DATA TO EXAMINE Start Marker

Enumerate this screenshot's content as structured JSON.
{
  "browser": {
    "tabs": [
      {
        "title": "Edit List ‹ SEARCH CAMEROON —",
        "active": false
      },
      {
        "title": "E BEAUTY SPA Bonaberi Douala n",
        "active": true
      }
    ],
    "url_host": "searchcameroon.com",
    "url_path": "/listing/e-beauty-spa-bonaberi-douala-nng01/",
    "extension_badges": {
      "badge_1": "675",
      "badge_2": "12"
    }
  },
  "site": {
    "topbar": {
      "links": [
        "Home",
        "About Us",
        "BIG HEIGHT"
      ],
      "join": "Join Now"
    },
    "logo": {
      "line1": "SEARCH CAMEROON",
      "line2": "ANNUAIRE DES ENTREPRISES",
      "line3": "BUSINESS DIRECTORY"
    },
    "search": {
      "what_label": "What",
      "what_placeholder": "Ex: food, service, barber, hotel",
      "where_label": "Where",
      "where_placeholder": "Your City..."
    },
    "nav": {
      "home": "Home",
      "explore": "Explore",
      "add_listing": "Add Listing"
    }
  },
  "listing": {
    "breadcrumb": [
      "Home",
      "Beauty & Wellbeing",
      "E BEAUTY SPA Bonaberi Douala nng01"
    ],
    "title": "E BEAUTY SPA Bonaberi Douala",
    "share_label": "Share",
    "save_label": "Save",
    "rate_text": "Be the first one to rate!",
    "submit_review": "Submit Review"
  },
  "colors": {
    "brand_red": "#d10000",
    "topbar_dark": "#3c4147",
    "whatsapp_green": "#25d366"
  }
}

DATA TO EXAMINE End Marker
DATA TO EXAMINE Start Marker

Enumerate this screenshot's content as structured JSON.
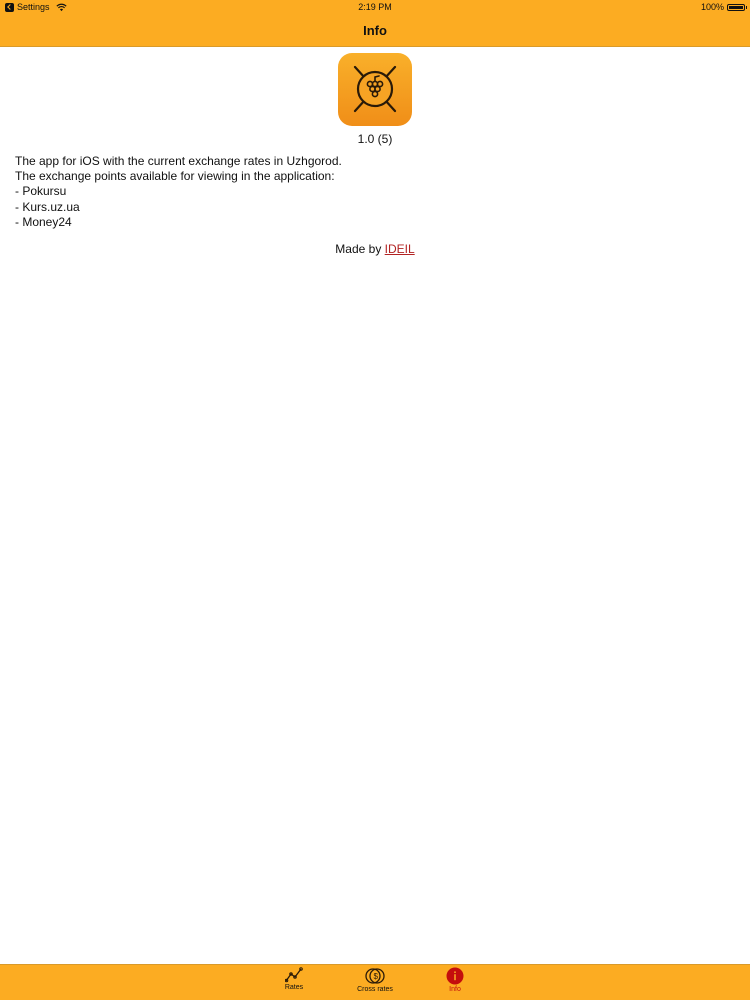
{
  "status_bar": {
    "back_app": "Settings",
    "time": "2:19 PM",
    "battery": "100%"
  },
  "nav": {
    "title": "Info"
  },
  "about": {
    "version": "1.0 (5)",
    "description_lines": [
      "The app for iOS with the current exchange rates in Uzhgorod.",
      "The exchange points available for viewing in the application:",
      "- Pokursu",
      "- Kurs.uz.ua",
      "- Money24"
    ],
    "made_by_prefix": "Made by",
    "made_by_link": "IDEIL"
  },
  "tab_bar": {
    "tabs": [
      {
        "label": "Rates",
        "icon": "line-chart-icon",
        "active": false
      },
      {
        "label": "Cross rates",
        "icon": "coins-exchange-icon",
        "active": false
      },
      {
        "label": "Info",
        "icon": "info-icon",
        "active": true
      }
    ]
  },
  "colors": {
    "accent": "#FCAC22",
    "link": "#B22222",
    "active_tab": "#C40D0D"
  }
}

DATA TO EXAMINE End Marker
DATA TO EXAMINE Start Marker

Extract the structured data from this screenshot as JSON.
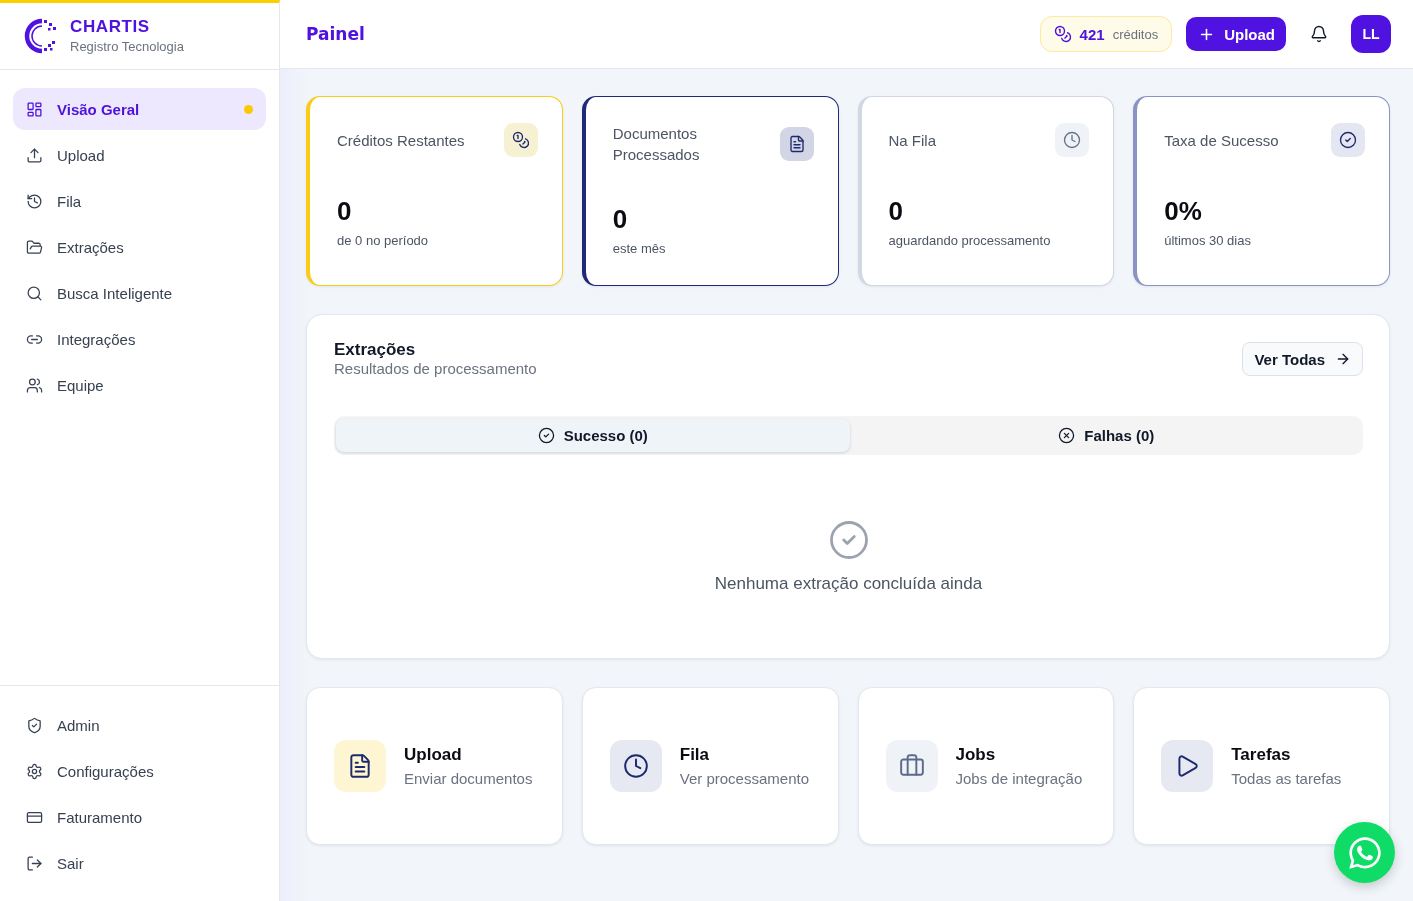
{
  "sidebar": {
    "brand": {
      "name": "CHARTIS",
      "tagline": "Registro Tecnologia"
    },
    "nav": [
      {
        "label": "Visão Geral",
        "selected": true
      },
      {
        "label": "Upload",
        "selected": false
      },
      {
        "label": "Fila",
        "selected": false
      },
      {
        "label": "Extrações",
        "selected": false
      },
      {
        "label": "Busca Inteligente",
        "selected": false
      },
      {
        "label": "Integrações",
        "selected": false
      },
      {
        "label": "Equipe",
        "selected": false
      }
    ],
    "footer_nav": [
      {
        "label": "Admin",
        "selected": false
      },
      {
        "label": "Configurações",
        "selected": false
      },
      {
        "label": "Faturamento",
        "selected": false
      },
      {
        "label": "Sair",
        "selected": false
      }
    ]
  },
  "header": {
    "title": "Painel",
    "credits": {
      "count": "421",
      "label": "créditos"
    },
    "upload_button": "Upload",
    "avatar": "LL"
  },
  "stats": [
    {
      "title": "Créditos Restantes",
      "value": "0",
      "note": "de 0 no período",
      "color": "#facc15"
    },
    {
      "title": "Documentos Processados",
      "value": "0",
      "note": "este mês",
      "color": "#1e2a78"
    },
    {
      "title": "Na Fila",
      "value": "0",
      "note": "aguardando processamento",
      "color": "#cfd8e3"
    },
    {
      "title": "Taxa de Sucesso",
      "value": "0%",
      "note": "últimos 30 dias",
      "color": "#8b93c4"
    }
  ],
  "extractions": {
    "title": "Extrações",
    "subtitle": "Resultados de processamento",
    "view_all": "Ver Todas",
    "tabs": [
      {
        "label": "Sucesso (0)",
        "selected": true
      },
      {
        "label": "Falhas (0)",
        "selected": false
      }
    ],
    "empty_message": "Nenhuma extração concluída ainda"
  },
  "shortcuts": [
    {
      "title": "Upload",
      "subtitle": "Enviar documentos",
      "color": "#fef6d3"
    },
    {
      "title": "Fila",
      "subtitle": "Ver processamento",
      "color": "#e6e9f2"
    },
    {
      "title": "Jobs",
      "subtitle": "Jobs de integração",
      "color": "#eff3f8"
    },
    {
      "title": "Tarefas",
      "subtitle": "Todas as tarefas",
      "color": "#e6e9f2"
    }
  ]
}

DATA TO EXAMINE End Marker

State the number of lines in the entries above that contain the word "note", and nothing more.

▶ EXERCISE ANSWER
4